--- Data extracts Enclosed Below ---
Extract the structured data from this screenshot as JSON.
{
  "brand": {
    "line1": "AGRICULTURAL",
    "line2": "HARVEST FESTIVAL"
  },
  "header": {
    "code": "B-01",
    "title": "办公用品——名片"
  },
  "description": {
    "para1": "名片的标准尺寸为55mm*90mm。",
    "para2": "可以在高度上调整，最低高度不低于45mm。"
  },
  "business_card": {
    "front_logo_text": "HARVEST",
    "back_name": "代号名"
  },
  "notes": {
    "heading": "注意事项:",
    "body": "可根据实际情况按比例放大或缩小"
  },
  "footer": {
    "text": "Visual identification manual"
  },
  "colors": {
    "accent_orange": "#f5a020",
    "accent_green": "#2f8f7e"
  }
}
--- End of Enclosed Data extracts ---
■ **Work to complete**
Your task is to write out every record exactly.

■ **Result of this exercise**
Extract the structured data from this screenshot as JSON.
{
  "brand": {
    "line1": "AGRICULTURAL",
    "line2": "HARVEST FESTIVAL"
  },
  "header": {
    "code": "B-01",
    "title": "办公用品——名片"
  },
  "description": {
    "para1": "名片的标准尺寸为55mm*90mm。",
    "para2": "可以在高度上调整，最低高度不低于45mm。"
  },
  "business_card": {
    "front_logo_text": "HARVEST",
    "back_name": "代号名"
  },
  "notes": {
    "heading": "注意事项:",
    "body": "可根据实际情况按比例放大或缩小"
  },
  "footer": {
    "text": "Visual identification manual"
  },
  "colors": {
    "accent_orange": "#f5a020",
    "accent_green": "#2f8f7e"
  }
}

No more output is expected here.